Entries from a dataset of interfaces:
*** Block opens ***

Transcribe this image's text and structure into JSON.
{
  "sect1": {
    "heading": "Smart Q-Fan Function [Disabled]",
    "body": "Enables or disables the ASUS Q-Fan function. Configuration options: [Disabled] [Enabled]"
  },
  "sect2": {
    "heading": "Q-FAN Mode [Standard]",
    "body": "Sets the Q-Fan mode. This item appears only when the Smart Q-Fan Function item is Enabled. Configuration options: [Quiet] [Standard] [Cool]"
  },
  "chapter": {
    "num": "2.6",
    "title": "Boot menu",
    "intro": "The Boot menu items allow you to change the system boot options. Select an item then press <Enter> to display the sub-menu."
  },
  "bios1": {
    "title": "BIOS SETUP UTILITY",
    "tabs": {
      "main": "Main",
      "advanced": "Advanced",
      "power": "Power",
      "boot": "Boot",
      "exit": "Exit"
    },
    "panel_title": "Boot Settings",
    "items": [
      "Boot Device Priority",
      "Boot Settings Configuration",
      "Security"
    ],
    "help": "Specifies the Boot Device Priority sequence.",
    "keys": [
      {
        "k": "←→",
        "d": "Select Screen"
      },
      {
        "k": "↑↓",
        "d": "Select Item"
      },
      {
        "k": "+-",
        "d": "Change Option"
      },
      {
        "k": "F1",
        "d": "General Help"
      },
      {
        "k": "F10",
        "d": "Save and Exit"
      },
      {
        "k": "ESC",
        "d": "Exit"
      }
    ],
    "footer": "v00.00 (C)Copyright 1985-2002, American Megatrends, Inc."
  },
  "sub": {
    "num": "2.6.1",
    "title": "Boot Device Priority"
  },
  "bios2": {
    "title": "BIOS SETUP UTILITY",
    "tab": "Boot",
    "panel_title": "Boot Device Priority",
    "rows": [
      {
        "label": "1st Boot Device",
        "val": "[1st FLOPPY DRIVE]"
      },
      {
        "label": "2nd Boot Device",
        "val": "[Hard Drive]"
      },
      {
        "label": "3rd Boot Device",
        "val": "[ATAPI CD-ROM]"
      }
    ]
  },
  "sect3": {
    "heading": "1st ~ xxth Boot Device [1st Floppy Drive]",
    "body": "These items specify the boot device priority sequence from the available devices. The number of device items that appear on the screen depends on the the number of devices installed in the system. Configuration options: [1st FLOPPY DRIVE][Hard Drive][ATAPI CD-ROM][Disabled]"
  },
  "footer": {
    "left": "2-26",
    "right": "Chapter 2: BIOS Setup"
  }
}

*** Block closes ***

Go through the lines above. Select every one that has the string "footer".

    "footer": "v00.00 (C)Copyright 1985-2002, American Megatrends, Inc."
  "footer": {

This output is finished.